- _Required action_:
Reproduce, exactly and in full, the records that follow, minus any pictures.

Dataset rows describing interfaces
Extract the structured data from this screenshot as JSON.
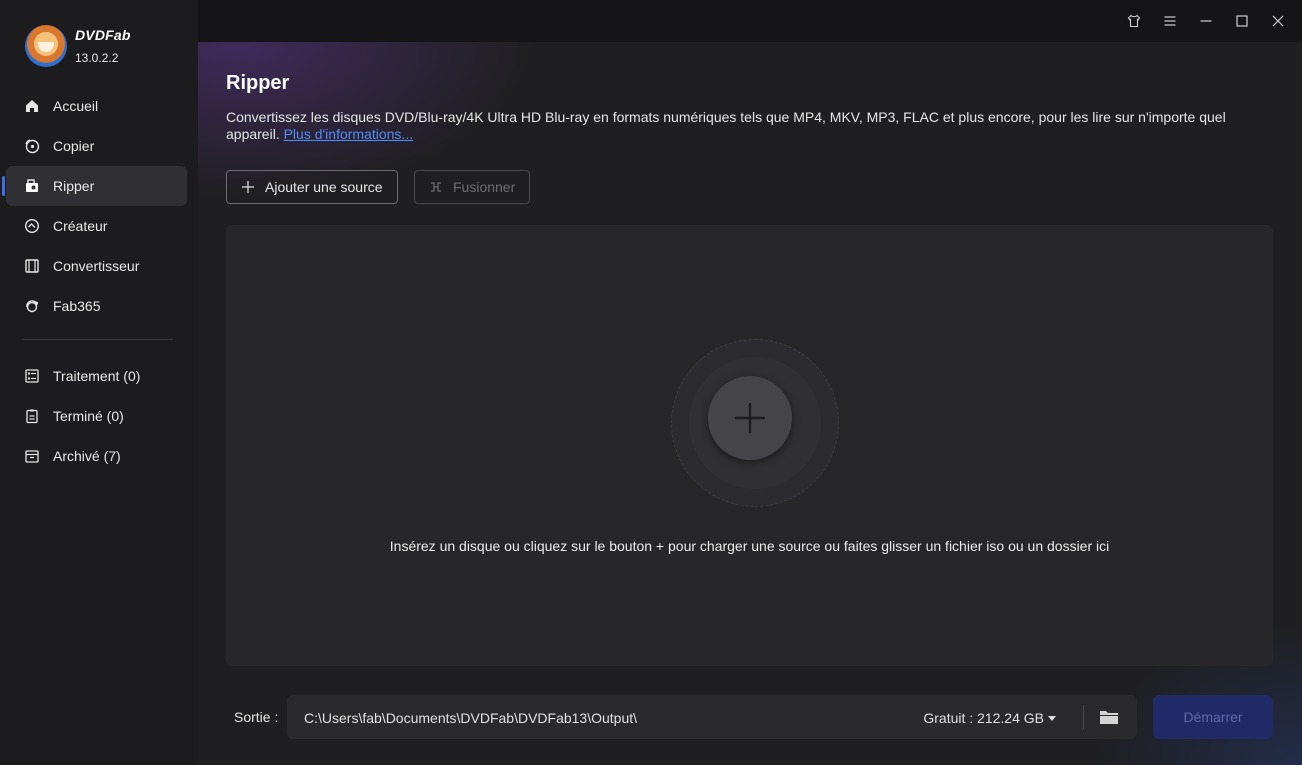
{
  "app": {
    "name": "DVDFab",
    "version": "13.0.2.2"
  },
  "sidebar": {
    "items": [
      {
        "label": "Accueil",
        "icon": "home-icon"
      },
      {
        "label": "Copier",
        "icon": "copy-disc-icon"
      },
      {
        "label": "Ripper",
        "icon": "ripper-icon",
        "active": true
      },
      {
        "label": "Créateur",
        "icon": "creator-icon"
      },
      {
        "label": "Convertisseur",
        "icon": "converter-icon"
      },
      {
        "label": "Fab365",
        "icon": "fab365-icon"
      }
    ],
    "queue": [
      {
        "label": "Traitement (0)",
        "icon": "processing-list-icon"
      },
      {
        "label": "Terminé (0)",
        "icon": "finished-clipboard-icon"
      },
      {
        "label": "Archivé (7)",
        "icon": "archive-box-icon"
      }
    ]
  },
  "titlebar": {
    "icons": [
      "skin-shirt-icon",
      "menu-icon",
      "minimize-icon",
      "maximize-icon",
      "close-icon"
    ]
  },
  "main": {
    "title": "Ripper",
    "description": "Convertissez les disques DVD/Blu-ray/4K Ultra HD Blu-ray en formats numériques tels que MP4, MKV, MP3, FLAC et plus encore, pour les lire sur n'importe quel appareil.",
    "more_info_link": "Plus d'informations...",
    "add_source_label": "Ajouter une source",
    "merge_label": "Fusionner",
    "drop_hint": "Insérez un disque ou cliquez sur le bouton +  pour charger une source ou faites glisser un fichier iso ou un dossier ici"
  },
  "output": {
    "label": "Sortie :",
    "path": "C:\\Users\\fab\\Documents\\DVDFab\\DVDFab13\\Output\\",
    "free_space": "Gratuit : 212.24 GB",
    "start_label": "Démarrer"
  },
  "colors": {
    "accent": "#3f6ae8",
    "link": "#4f8cff",
    "start_button": "#1f2a66"
  }
}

- _Answer to this problem_:
Extract the structured data from this screenshot as JSON.
{
  "app": {
    "name": "DVDFab",
    "version": "13.0.2.2"
  },
  "sidebar": {
    "items": [
      {
        "label": "Accueil",
        "icon": "home-icon"
      },
      {
        "label": "Copier",
        "icon": "copy-disc-icon"
      },
      {
        "label": "Ripper",
        "icon": "ripper-icon",
        "active": true
      },
      {
        "label": "Créateur",
        "icon": "creator-icon"
      },
      {
        "label": "Convertisseur",
        "icon": "converter-icon"
      },
      {
        "label": "Fab365",
        "icon": "fab365-icon"
      }
    ],
    "queue": [
      {
        "label": "Traitement (0)",
        "icon": "processing-list-icon"
      },
      {
        "label": "Terminé (0)",
        "icon": "finished-clipboard-icon"
      },
      {
        "label": "Archivé (7)",
        "icon": "archive-box-icon"
      }
    ]
  },
  "titlebar": {
    "icons": [
      "skin-shirt-icon",
      "menu-icon",
      "minimize-icon",
      "maximize-icon",
      "close-icon"
    ]
  },
  "main": {
    "title": "Ripper",
    "description": "Convertissez les disques DVD/Blu-ray/4K Ultra HD Blu-ray en formats numériques tels que MP4, MKV, MP3, FLAC et plus encore, pour les lire sur n'importe quel appareil.",
    "more_info_link": "Plus d'informations...",
    "add_source_label": "Ajouter une source",
    "merge_label": "Fusionner",
    "drop_hint": "Insérez un disque ou cliquez sur le bouton +  pour charger une source ou faites glisser un fichier iso ou un dossier ici"
  },
  "output": {
    "label": "Sortie :",
    "path": "C:\\Users\\fab\\Documents\\DVDFab\\DVDFab13\\Output\\",
    "free_space": "Gratuit : 212.24 GB",
    "start_label": "Démarrer"
  },
  "colors": {
    "accent": "#3f6ae8",
    "link": "#4f8cff",
    "start_button": "#1f2a66"
  }
}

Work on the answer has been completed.